This nanotech-based diagnostic platform uses a unique nucleation mechanism that assembles a DNA "nanoseed" in the presence of a pathogen-derived biomarker that then is amplified within 15 minutes to create a signal for easy detection. It is highly robust, and cost-effective, and can be adapted to detect a variety of biomarkers.
DNA Nanotechnology Tools: From Design to Applications
DNA nanostructures with their potential for cell and tissue permeability, biocompatibility, and high programmability at the nanoscale level are promising candidates as new types of drug delivery vehicles, highly specific diagnostic devices, and tools to decipher how biomolecules dynamically change their shapes, and interact with each other and with candidate drugs. Wyss Institute researchers are...
Toehold Switches for Synthetic Biology

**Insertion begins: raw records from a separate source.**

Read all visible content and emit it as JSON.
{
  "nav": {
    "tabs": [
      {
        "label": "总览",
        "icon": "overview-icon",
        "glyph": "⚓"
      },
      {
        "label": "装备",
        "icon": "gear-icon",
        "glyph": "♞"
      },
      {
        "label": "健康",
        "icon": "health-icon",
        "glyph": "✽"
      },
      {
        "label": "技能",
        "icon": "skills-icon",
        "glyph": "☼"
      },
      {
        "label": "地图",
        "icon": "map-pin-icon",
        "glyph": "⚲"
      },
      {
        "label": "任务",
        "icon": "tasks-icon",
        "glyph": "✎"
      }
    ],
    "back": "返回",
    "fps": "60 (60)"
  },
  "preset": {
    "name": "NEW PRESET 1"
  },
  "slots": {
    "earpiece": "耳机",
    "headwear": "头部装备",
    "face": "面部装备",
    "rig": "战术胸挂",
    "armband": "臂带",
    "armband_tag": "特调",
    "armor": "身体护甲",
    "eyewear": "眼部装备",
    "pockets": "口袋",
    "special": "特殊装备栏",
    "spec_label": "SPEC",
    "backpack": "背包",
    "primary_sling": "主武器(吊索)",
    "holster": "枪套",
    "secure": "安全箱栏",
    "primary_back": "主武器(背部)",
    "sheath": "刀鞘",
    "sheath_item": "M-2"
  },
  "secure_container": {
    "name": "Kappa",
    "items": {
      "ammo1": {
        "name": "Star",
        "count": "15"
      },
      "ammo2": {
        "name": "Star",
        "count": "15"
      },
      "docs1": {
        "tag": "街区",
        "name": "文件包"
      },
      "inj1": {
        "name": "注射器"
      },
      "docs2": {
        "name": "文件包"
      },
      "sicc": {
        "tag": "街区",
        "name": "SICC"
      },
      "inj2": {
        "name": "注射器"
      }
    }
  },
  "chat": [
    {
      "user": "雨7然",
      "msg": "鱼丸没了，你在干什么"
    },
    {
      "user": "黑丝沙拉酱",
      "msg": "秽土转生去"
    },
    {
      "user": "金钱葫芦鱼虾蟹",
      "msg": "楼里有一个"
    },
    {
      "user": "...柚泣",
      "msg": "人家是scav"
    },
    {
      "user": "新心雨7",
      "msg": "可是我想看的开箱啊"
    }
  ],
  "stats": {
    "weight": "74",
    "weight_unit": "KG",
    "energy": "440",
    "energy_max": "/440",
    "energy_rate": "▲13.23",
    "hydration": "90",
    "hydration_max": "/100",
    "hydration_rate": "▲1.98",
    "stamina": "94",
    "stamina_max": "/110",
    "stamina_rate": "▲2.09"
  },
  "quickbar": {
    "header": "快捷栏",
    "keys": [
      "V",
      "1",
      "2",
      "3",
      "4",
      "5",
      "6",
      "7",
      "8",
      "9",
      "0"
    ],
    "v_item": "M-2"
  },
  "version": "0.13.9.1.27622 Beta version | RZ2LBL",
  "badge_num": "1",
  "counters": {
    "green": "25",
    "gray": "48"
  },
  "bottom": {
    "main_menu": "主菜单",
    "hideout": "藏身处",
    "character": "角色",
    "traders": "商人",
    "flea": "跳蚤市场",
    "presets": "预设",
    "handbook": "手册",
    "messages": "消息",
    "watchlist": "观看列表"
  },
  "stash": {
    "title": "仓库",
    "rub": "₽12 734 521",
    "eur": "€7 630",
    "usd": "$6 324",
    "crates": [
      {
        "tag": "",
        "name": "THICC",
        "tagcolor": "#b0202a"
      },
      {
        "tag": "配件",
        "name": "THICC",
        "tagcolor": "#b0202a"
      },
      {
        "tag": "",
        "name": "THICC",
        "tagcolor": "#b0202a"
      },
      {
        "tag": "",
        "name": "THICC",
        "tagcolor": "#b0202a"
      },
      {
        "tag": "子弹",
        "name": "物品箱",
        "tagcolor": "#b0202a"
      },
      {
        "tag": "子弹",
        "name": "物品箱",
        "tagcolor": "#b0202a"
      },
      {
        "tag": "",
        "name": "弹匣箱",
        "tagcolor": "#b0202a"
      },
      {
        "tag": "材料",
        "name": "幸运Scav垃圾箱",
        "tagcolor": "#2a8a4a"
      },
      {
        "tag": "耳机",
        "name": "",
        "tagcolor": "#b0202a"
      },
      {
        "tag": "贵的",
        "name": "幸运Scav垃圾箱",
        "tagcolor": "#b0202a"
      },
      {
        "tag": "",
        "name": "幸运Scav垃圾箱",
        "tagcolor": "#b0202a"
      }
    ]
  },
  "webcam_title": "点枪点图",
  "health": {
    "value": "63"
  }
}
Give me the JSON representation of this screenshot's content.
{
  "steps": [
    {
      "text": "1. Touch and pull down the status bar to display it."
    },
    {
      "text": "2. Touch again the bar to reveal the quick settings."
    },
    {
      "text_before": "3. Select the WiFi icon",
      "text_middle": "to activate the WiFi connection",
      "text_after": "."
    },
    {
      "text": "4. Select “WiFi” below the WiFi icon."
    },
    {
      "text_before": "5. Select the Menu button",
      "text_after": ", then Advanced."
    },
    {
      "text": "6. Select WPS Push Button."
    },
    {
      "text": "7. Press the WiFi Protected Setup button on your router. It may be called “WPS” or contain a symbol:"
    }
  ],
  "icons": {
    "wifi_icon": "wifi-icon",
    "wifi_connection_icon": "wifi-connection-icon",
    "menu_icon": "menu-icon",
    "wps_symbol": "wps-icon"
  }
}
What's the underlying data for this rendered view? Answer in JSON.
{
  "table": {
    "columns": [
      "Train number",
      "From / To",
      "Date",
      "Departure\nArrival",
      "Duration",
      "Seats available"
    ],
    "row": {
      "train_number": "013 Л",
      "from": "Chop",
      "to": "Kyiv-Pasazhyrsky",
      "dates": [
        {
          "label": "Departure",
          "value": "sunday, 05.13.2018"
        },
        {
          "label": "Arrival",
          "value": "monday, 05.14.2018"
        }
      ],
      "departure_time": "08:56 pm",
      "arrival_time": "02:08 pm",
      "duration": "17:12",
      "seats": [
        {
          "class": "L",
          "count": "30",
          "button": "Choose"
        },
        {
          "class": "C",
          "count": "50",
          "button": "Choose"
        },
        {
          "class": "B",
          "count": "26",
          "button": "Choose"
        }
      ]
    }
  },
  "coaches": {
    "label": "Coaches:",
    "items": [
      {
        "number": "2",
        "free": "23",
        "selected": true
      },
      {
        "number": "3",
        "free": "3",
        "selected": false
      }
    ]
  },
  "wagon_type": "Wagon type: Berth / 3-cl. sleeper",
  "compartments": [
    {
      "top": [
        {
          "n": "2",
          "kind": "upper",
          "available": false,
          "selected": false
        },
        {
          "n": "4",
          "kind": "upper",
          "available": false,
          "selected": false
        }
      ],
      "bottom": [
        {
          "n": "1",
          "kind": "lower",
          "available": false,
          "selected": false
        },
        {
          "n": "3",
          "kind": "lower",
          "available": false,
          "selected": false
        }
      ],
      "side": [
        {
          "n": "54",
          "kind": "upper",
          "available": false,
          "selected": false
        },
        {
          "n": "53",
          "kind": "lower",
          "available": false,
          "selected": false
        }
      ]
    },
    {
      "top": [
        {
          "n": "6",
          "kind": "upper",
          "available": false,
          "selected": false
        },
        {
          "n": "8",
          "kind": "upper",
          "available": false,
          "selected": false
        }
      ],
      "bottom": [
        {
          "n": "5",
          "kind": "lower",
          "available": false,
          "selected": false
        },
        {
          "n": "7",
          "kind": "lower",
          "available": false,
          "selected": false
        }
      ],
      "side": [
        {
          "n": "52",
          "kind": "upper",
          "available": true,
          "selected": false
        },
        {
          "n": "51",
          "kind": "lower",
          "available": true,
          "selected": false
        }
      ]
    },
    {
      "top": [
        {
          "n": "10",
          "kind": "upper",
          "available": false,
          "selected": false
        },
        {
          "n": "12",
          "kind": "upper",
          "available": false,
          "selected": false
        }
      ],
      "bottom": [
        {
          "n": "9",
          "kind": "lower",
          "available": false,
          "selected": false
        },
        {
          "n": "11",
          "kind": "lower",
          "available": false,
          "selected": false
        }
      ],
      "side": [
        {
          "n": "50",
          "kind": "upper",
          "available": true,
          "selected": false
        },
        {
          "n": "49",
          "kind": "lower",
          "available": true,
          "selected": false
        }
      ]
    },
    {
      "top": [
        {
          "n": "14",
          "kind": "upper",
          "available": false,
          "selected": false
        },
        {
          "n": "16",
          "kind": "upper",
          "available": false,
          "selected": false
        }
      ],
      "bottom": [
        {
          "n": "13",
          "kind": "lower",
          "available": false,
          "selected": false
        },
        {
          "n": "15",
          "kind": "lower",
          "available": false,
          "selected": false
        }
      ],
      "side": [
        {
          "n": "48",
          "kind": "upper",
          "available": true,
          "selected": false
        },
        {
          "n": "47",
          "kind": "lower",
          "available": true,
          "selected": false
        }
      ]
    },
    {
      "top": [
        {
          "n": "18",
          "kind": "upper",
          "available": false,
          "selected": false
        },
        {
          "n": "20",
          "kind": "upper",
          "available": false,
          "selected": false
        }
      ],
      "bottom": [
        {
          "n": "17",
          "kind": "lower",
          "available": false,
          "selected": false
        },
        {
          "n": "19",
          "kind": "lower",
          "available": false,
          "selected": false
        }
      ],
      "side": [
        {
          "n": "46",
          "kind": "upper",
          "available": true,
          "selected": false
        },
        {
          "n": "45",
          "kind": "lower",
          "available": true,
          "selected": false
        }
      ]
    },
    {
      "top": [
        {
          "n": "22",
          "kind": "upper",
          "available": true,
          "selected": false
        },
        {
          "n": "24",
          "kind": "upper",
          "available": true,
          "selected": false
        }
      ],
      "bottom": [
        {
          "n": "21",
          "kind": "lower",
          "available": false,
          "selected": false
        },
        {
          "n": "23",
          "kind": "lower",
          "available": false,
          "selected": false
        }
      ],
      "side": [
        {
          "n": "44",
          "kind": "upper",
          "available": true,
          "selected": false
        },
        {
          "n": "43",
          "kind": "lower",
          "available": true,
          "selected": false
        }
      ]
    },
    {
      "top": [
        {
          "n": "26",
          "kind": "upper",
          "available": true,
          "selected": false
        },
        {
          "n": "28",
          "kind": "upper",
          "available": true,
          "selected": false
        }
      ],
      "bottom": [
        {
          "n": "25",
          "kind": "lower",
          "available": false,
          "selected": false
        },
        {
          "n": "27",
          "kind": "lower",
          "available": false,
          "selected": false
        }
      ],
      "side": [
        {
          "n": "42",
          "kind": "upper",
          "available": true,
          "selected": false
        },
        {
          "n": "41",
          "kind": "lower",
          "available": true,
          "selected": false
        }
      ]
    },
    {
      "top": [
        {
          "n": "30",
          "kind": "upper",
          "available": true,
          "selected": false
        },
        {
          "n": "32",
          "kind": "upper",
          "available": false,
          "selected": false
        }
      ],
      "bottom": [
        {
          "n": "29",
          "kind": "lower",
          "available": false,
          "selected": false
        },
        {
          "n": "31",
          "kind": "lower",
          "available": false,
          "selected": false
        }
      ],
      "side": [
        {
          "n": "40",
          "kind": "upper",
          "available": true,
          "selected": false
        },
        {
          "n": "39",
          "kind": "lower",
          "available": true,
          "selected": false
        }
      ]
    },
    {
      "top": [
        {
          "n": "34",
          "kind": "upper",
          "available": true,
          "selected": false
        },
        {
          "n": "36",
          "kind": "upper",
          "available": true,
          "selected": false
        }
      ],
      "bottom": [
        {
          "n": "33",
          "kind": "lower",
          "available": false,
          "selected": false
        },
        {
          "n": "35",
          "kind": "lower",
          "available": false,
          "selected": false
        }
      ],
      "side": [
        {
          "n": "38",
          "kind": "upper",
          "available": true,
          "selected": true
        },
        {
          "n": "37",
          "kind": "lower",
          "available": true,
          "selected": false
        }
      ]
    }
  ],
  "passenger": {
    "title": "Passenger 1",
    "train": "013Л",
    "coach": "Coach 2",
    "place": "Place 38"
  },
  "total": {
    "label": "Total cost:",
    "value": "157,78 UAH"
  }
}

The burgeoning field of synthetic biology is designing artificial gene circuits that recognize molecules in their environment and respond by regulating genes with desired activities. In the future, such capabilities could allow the engineering of cells as diagnostic or therapeutic devices, factories for the production of clinically or industrially coveted molecules, and as specialized devices...
Toehold Probes for Nucleic Acid Detection
The accurate detection of specific DNA or RNA sequences is important for many research and diagnostic applications, and unspecific detection of similar sequences that can differ by only a single nucleotide can give false positive results. In addition, researchers and clinicians would like to accurately test for presence or absence of multiple single base changes...
DNA Nanostructures for Drug Delivery
Researchers at the Wyss Institute have developed two methods for building arbitrarily shaped nanostructures using DNA, with a focus on translating the technology towards nanofabrication and drug delivery applications. One proprietary nanofabrication technique, called “DNA-brick self-assembly,” uses short, synthetic strands of DNA that work like interlocking Lego® bricks. It capitalizes on the ability to program...
Multiplexed Molecular Force Spectroscopy
Programmable DNA nanoswitches, invented at the Wyss Institute, can now be used in combination with a benchtop Centrifuge Force Microscope (CFM) as a highly reliable tool to observe thousands of individual molecules and their responses to mechanical forces in parallel. By analyzing the responses of single molecules under conditions where they experience such forces, it is possible...
Inexpensive Super-Resolution Microscopy
Wyss Institute scientists have developed a highly versatile and inexpensive microscopic imaging platform designed to visualize objects with molecular-scale resolution and unprecedented complexity. The DNA-powered imaging technology can reveal the inner workings of cells at the single molecule level, using conventional microscopes found in most laboratories. Key to the Wyss Institute’s DNA-driven imaging super resolution...